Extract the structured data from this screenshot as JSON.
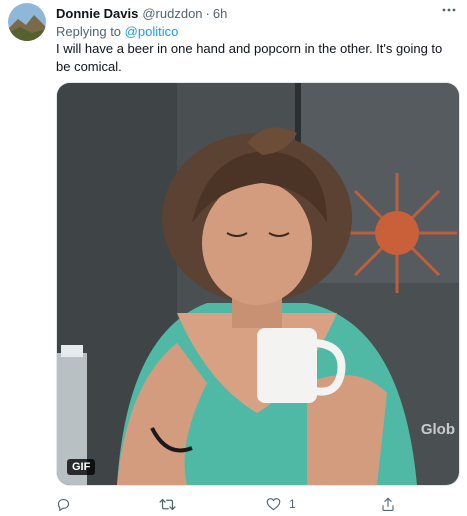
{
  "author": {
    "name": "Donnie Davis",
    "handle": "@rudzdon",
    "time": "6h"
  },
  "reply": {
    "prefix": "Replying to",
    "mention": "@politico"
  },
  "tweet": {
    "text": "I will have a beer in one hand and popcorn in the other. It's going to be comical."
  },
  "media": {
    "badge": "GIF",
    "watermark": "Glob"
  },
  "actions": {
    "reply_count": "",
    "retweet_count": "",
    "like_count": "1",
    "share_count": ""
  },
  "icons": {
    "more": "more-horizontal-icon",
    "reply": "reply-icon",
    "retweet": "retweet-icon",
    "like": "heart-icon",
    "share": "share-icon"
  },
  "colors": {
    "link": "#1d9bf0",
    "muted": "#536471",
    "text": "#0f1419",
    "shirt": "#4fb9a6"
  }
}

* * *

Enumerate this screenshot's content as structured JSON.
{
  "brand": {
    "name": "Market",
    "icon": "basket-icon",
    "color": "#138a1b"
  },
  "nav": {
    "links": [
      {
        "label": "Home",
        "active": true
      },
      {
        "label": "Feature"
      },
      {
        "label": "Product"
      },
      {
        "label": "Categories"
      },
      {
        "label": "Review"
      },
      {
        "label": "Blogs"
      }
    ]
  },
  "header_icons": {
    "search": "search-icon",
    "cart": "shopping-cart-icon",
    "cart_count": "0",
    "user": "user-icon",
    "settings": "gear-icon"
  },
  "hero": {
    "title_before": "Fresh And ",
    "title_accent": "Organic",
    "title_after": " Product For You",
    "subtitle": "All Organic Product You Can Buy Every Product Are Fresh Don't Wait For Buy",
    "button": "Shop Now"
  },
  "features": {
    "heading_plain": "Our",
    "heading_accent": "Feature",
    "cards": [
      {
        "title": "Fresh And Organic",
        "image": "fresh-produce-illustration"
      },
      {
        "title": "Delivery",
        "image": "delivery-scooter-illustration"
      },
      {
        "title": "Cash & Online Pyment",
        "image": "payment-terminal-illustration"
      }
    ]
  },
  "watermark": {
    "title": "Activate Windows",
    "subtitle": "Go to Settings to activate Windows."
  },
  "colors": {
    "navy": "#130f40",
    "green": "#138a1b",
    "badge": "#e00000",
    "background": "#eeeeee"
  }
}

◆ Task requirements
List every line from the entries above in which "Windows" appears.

◆ Exercise output
    "title": "Activate Windows",
    "subtitle": "Go to Settings to activate Windows."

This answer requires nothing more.